Colorado was blessed or cursed, depending on your perspective, to have a Trump incarnation running for Congress here–and that would be Lauren Boebert.
Like Trump, Boebert’s gift is PR, not policy.
It’s a hollow style of PR that you’d think would face plant at some point, but it worked well for Boebert, showing how the far-right media can power a right-wing candidate over a boring Republican like Scott Tipton and beyond.
The gun-carrying servers at Shooters Grill. The gun on Boebert’s own waist. The campaign photos with militia members. The staged confrontation with Beto. Her refusal to shut her restaurant to help fight COVID. Her fearless acceptance of QAnon. Her unmasked face.
It worked for landing on right-wing media, including underworld QAnon shows, which fueled her primary victory and nurtured her campaign throughout.
It didn’t matter that she straight-up refused to talk about her stances on the issues.
She repeatedly said there would be time for policy discussions later, at one point telling 9News’ Kyle Clark, “I’m going to have a lot of time to talk about policy and everything that’s going on.”

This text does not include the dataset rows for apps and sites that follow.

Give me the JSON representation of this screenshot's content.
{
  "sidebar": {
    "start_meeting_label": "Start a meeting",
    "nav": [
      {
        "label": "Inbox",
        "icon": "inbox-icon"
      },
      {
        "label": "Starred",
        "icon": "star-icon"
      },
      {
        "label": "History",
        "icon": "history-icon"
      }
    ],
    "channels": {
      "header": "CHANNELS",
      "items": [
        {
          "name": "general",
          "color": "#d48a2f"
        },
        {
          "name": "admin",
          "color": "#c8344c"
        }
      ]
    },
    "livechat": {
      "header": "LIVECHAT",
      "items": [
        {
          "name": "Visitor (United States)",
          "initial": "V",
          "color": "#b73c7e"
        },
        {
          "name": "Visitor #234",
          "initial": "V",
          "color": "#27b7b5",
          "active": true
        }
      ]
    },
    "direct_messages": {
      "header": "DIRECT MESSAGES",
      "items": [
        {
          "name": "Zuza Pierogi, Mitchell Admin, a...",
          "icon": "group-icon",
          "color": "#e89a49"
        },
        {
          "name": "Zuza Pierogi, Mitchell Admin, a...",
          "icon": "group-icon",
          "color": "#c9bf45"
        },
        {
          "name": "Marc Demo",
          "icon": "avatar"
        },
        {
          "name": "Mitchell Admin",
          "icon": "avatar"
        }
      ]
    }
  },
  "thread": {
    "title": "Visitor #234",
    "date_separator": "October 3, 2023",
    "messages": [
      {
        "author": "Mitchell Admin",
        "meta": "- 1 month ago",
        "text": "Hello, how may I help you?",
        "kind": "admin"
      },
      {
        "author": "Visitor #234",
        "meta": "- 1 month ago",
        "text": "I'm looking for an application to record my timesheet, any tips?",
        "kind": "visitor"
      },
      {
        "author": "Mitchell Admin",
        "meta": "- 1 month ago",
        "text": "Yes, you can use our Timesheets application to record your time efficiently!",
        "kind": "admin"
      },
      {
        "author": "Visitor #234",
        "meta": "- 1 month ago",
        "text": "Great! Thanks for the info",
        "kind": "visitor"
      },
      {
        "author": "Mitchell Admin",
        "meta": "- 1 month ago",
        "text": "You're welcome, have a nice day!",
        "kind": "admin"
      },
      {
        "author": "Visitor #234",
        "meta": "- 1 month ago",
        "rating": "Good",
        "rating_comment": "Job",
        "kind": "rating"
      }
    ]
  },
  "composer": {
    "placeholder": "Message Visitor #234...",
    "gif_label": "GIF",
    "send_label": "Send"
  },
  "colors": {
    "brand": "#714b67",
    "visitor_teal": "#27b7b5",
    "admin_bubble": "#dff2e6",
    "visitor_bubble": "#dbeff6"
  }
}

That was a smart tack for her to take. Can you imagine her talking about reinsurance? Or why she doesn’t think masks work to stop COVID. Or how to protect people with pre-existing conditions?
Democrats hoped Boebert’s manufactured persona would hit planned obsolescence in the presence of real-world journalists and voters.
All the Republicans and unaffiliated voters in Boebert’s conservative congressional district couldn’t possibly be watching Fox News and right-wing radio.
If they weren’t, they were primed for Boebert anyway. She prevailed over Diane Mitsch Bush not by the 12 points Trump won by in 2016, but by a comfortable six-point margin.
Her campaign was a spinning, winning spectacle.
Like Trump, she grabbed the cameras by walking on the edge of social acceptability and over the edge on stuntsmanship.
The right-wing loved it. And so did a lot of other voters.
And now she’s on her way to Congress.